- Task directions -
All of the records must be given again exactly.

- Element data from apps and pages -
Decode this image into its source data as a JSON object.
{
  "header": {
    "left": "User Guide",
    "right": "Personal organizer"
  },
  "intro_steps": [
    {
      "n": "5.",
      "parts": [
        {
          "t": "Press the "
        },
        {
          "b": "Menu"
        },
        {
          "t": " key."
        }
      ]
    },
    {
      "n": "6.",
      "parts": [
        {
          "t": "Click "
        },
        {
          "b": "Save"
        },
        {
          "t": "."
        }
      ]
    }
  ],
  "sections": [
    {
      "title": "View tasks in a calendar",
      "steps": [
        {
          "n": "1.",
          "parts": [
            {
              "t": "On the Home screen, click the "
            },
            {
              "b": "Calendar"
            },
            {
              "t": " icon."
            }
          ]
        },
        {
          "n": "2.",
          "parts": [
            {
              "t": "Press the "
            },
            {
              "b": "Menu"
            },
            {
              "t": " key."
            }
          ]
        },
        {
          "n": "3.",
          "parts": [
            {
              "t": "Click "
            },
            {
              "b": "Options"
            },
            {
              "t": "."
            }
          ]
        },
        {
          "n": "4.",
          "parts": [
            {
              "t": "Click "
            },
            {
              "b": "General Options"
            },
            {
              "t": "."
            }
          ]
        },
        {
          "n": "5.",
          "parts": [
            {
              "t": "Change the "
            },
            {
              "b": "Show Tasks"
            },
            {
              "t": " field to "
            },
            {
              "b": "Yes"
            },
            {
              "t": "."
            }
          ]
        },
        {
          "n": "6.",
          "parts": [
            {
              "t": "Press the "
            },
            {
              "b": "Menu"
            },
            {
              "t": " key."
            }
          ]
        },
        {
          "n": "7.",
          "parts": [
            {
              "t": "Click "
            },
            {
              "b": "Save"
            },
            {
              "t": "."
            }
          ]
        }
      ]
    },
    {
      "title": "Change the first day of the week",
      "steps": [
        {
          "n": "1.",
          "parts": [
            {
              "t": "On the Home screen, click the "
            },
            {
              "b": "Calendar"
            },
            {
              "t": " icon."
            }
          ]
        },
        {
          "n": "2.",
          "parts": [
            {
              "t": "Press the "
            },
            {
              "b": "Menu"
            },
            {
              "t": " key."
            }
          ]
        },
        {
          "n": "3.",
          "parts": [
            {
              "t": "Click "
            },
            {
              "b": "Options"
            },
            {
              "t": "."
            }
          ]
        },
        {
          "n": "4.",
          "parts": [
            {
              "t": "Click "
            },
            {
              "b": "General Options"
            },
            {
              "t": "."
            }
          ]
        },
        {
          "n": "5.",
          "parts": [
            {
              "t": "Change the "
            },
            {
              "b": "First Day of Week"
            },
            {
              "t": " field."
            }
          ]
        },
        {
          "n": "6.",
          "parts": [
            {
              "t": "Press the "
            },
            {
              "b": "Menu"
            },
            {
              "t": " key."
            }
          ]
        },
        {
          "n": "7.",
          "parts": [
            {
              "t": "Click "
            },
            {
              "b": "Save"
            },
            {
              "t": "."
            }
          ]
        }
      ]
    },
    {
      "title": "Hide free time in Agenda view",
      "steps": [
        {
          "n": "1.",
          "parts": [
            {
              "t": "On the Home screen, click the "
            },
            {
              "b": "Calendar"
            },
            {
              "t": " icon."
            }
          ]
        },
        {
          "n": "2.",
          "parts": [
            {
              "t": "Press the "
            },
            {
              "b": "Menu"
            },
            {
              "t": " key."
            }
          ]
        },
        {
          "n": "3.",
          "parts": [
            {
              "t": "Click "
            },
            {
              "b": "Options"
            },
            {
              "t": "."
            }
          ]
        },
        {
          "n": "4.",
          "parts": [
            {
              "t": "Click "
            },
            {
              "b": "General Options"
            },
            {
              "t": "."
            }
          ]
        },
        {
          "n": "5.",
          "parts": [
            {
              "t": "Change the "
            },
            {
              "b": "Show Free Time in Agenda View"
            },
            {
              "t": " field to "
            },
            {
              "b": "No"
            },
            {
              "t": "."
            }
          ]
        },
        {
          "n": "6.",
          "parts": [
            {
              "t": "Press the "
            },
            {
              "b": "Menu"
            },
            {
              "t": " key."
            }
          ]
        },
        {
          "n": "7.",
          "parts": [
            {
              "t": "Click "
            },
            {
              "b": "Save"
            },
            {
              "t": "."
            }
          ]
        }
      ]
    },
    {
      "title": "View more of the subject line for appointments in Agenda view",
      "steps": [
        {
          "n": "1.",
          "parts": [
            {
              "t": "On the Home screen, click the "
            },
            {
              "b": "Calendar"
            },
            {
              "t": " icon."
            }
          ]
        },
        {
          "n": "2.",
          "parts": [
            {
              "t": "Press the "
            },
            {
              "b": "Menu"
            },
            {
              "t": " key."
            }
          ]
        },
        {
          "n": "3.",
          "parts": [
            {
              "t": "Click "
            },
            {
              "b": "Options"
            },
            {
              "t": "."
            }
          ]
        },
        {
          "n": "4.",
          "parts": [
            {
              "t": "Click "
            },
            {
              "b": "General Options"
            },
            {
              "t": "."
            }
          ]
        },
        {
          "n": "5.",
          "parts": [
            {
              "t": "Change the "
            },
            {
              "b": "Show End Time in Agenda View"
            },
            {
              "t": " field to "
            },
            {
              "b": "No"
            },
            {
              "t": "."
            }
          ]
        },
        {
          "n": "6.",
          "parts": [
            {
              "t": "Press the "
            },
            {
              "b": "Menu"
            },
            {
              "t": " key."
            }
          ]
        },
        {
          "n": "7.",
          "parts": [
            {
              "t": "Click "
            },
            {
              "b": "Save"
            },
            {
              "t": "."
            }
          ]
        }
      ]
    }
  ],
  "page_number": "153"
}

- Answer to this exercise -
Decode this image into its source data as a JSON object.
{
  "header": {
    "left": "User Guide",
    "right": "Personal organizer"
  },
  "intro_steps": [
    {
      "n": "5.",
      "parts": [
        {
          "t": "Press the "
        },
        {
          "b": "Menu"
        },
        {
          "t": " key."
        }
      ]
    },
    {
      "n": "6.",
      "parts": [
        {
          "t": "Click "
        },
        {
          "b": "Save"
        },
        {
          "t": "."
        }
      ]
    }
  ],
  "sections": [
    {
      "title": "View tasks in a calendar",
      "steps": [
        {
          "n": "1.",
          "parts": [
            {
              "t": "On the Home screen, click the "
            },
            {
              "b": "Calendar"
            },
            {
              "t": " icon."
            }
          ]
        },
        {
          "n": "2.",
          "parts": [
            {
              "t": "Press the "
            },
            {
              "b": "Menu"
            },
            {
              "t": " key."
            }
          ]
        },
        {
          "n": "3.",
          "parts": [
            {
              "t": "Click "
            },
            {
              "b": "Options"
            },
            {
              "t": "."
            }
          ]
        },
        {
          "n": "4.",
          "parts": [
            {
              "t": "Click "
            },
            {
              "b": "General Options"
            },
            {
              "t": "."
            }
          ]
        },
        {
          "n": "5.",
          "parts": [
            {
              "t": "Change the "
            },
            {
              "b": "Show Tasks"
            },
            {
              "t": " field to "
            },
            {
              "b": "Yes"
            },
            {
              "t": "."
            }
          ]
        },
        {
          "n": "6.",
          "parts": [
            {
              "t": "Press the "
            },
            {
              "b": "Menu"
            },
            {
              "t": " key."
            }
          ]
        },
        {
          "n": "7.",
          "parts": [
            {
              "t": "Click "
            },
            {
              "b": "Save"
            },
            {
              "t": "."
            }
          ]
        }
      ]
    },
    {
      "title": "Change the first day of the week",
      "steps": [
        {
          "n": "1.",
          "parts": [
            {
              "t": "On the Home screen, click the "
            },
            {
              "b": "Calendar"
            },
            {
              "t": " icon."
            }
          ]
        },
        {
          "n": "2.",
          "parts": [
            {
              "t": "Press the "
            },
            {
              "b": "Menu"
            },
            {
              "t": " key."
            }
          ]
        },
        {
          "n": "3.",
          "parts": [
            {
              "t": "Click "
            },
            {
              "b": "Options"
            },
            {
              "t": "."
            }
          ]
        },
        {
          "n": "4.",
          "parts": [
            {
              "t": "Click "
            },
            {
              "b": "General Options"
            },
            {
              "t": "."
            }
          ]
        },
        {
          "n": "5.",
          "parts": [
            {
              "t": "Change the "
            },
            {
              "b": "First Day of Week"
            },
            {
              "t": " field."
            }
          ]
        },
        {
          "n": "6.",
          "parts": [
            {
              "t": "Press the "
            },
            {
              "b": "Menu"
            },
            {
              "t": " key."
            }
          ]
        },
        {
          "n": "7.",
          "parts": [
            {
              "t": "Click "
            },
            {
              "b": "Save"
            },
            {
              "t": "."
            }
          ]
        }
      ]
    },
    {
      "title": "Hide free time in Agenda view",
      "steps": [
        {
          "n": "1.",
          "parts": [
            {
              "t": "On the Home screen, click the "
            },
            {
              "b": "Calendar"
            },
            {
              "t": " icon."
            }
          ]
        },
        {
          "n": "2.",
          "parts": [
            {
              "t": "Press the "
            },
            {
              "b": "Menu"
            },
            {
              "t": " key."
            }
          ]
        },
        {
          "n": "3.",
          "parts": [
            {
              "t": "Click "
            },
            {
              "b": "Options"
            },
            {
              "t": "."
            }
          ]
        },
        {
          "n": "4.",
          "parts": [
            {
              "t": "Click "
            },
            {
              "b": "General Options"
            },
            {
              "t": "."
            }
          ]
        },
        {
          "n": "5.",
          "parts": [
            {
              "t": "Change the "
            },
            {
              "b": "Show Free Time in Agenda View"
            },
            {
              "t": " field to "
            },
            {
              "b": "No"
            },
            {
              "t": "."
            }
          ]
        },
        {
          "n": "6.",
          "parts": [
            {
              "t": "Press the "
            },
            {
              "b": "Menu"
            },
            {
              "t": " key."
            }
          ]
        },
        {
          "n": "7.",
          "parts": [
            {
              "t": "Click "
            },
            {
              "b": "Save"
            },
            {
              "t": "."
            }
          ]
        }
      ]
    },
    {
      "title": "View more of the subject line for appointments in Agenda view",
      "steps": [
        {
          "n": "1.",
          "parts": [
            {
              "t": "On the Home screen, click the "
            },
            {
              "b": "Calendar"
            },
            {
              "t": " icon."
            }
          ]
        },
        {
          "n": "2.",
          "parts": [
            {
              "t": "Press the "
            },
            {
              "b": "Menu"
            },
            {
              "t": " key."
            }
          ]
        },
        {
          "n": "3.",
          "parts": [
            {
              "t": "Click "
            },
            {
              "b": "Options"
            },
            {
              "t": "."
            }
          ]
        },
        {
          "n": "4.",
          "parts": [
            {
              "t": "Click "
            },
            {
              "b": "General Options"
            },
            {
              "t": "."
            }
          ]
        },
        {
          "n": "5.",
          "parts": [
            {
              "t": "Change the "
            },
            {
              "b": "Show End Time in Agenda View"
            },
            {
              "t": " field to "
            },
            {
              "b": "No"
            },
            {
              "t": "."
            }
          ]
        },
        {
          "n": "6.",
          "parts": [
            {
              "t": "Press the "
            },
            {
              "b": "Menu"
            },
            {
              "t": " key."
            }
          ]
        },
        {
          "n": "7.",
          "parts": [
            {
              "t": "Click "
            },
            {
              "b": "Save"
            },
            {
              "t": "."
            }
          ]
        }
      ]
    }
  ],
  "page_number": "153"
}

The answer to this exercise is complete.